Instructions to follow
Identify each line below containing the string "Generated" and copy it.

··· The data

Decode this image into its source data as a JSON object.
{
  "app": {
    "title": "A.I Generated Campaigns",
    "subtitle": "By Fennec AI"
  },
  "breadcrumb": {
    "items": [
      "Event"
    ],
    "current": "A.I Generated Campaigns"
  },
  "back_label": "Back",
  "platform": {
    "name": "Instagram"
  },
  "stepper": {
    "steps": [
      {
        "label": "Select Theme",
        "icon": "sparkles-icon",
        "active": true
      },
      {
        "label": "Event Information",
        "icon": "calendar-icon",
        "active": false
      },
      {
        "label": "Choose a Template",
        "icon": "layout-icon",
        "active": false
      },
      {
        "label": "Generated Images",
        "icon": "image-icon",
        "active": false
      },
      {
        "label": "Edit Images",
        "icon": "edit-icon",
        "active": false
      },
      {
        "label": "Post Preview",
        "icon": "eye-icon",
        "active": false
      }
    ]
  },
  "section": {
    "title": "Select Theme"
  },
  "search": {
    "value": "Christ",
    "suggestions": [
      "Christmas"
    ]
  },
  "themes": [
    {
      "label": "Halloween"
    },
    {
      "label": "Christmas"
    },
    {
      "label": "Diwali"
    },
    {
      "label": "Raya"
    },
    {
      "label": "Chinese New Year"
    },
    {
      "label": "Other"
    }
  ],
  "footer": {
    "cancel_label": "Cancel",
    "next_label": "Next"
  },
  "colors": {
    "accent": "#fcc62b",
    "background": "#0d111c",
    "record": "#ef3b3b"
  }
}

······

Exercise solution
    "title": "A.I Generated Campaigns",
    "current": "A.I Generated Campaigns"
        "label": "Generated Images",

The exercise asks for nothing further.